Your marketing team might entice a customer with a great offer and convert them into a sales lead, where they close a deal with the sales team. BUT, when that customer is in the flywheel, their journey doesn't end because they've made a purchase. They remain in your flywheel, as they're turned into a promoter for your brand or as they continue to make purchases from your company. 


The flywheel is also much better at accounting for leads who do not follow a linear sales process


You probably have plenty of leads who enter into your current sales funnel and just "aren't a great fit right now". In the funnel, as soon as you hear someone isn't a great fit, they're out. In the flywheel, that prospect still has a place. Your marketing team can continue to nurture them until they become a great fit, at which point they're easily accessible for your sales team to connect with and convert. 


What's the benefit here?


You close more deals with less effort. The flywheel is a highly efficient sales process that helps your team put their efforts to use where they will provide the greatest return, without affecting the customer's positive experience.


The flywheel brings continuity to the sales process. Instead of thinking of each prospect of having a defined start and endpoint with your company, you can shift your mindset to consider that each prospect is a long-term opportunity. They can become a promoter and supporter of your brand, and a long-time customer that continues to work with and buy from your sales team. That relationship helps your company grow faster and more efficiently. 


Siloed Teams vs. Genuine Teamwork


If you think about the funnels you've encountered at your business, you'll likely notice that there are a lot of them. Like I mentioned above, there's often a sales funnel, a marketing funnel, and  a customer service funnel, at least. In addition to creating a high-friction process for your prospects and customers, this siloes your company. 


Your marketing team and customer service team have their own set of responsibilities, most of which are separate from what the sales team does. 


The flywheel removes these team silos and works to bring all teams into one single flywheel. This gives every team more support, which in turn helps support and remove friction for your prospects. 





When marketing, sales, and customer service are all working together towards the same goals, everyone gets more support.

Instead of it being marketing vs. sales, or instead of a tough client being "customer service's problem" the whole team can put their unique and varied expertise together to provide a higher level of service and a more frictionless experience for every lead, prospect, and customer. 


The HubSpot flywheel supports revenue-driving marketing and sales alignment


We've got a lot to say about the benefits that sales and marketing alignment can provide.
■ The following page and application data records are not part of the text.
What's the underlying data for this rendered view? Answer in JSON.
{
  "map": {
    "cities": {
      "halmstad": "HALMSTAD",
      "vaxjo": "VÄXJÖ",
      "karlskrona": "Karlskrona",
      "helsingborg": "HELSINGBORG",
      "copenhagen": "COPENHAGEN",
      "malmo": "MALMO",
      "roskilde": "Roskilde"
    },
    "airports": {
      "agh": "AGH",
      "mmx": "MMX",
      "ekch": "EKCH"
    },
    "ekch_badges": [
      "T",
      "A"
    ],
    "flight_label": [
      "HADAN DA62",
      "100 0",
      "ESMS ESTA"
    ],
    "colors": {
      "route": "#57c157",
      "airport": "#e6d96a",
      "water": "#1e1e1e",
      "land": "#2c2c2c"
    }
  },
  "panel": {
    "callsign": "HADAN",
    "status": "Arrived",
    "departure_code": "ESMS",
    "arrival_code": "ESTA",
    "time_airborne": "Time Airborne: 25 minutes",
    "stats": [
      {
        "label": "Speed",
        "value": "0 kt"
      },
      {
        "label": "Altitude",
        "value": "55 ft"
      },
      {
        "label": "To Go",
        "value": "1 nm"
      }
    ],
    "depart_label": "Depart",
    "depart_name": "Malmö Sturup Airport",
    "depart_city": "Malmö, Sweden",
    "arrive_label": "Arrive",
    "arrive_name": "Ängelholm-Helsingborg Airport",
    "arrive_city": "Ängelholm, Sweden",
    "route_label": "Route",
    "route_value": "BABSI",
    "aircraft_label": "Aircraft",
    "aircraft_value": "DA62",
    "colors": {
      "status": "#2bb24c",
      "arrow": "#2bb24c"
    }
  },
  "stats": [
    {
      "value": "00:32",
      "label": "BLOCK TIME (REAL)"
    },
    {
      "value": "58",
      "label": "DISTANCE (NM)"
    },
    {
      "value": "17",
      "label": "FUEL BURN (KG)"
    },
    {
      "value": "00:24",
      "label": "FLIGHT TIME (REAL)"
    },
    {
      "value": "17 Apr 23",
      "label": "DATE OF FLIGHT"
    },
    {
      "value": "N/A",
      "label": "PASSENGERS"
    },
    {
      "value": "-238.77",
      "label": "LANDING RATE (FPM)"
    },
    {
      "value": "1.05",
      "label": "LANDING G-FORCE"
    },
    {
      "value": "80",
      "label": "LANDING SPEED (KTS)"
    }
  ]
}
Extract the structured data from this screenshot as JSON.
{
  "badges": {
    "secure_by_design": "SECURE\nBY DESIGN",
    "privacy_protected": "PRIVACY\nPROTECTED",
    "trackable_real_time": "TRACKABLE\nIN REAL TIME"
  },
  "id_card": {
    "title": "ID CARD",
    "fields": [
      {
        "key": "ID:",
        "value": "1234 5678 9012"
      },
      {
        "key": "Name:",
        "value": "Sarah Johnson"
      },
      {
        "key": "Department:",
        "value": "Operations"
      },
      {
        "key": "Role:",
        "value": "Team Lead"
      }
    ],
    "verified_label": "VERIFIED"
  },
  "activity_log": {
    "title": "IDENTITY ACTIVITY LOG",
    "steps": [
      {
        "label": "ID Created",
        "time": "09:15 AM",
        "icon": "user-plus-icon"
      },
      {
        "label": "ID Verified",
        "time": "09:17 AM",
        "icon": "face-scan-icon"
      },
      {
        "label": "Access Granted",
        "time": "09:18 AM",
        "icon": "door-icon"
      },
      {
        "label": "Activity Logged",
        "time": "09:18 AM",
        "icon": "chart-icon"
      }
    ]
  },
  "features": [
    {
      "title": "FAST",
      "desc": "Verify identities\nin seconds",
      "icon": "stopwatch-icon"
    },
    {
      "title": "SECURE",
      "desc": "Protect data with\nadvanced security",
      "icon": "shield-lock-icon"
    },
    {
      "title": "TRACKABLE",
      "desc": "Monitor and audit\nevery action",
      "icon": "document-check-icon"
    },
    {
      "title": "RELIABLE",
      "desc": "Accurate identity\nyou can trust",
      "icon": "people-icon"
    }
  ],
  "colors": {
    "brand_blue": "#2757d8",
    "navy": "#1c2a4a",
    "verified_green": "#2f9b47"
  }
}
I won't go into it all here, but know that companies with good sales and marketing alignment generated 208% more revenue


The flywheel fosters exactly that kind of alignment between your teams, enabling you to generate more revenue from a focused, strategic sales strategy. 


Making a shift to your entire team's sales methodology can feel daunting. If you're sold on the flywheel, don't feel like you need to make this change overnight. Start with some simple alignment strategies that get your team on the same page, and present the flywheel methodology to them initially. 


Over time you can work to shift the way your sales team looks at and works with leads to a more flywheel-focused process. If you're having trouble communicating the benefits of the sales flywheel to your team, don't hesitate to reach out. We've worked with many teams to provide HubSpot services that optimize their sales process for a shorter cycle and greater returns. We'd be happy to help you, too. 


Related Articles

Got Big Growth Goals for Your Company? We're Here for That!

Serious Results. Serious Fun.

At Evenbound, we're all about helping our clients grow. We use inbound and outbound marketing strategies to deliver you the qualified traffic and leads you need for serious growth. And we have a lot of fun doing it.


(616) 215-0626
12 Washington Ave. #280
Grand Haven, MI 49417

Privacy Policy

Stay Connected

Join the Evenbound Community! Get updates on recent Evenbound news.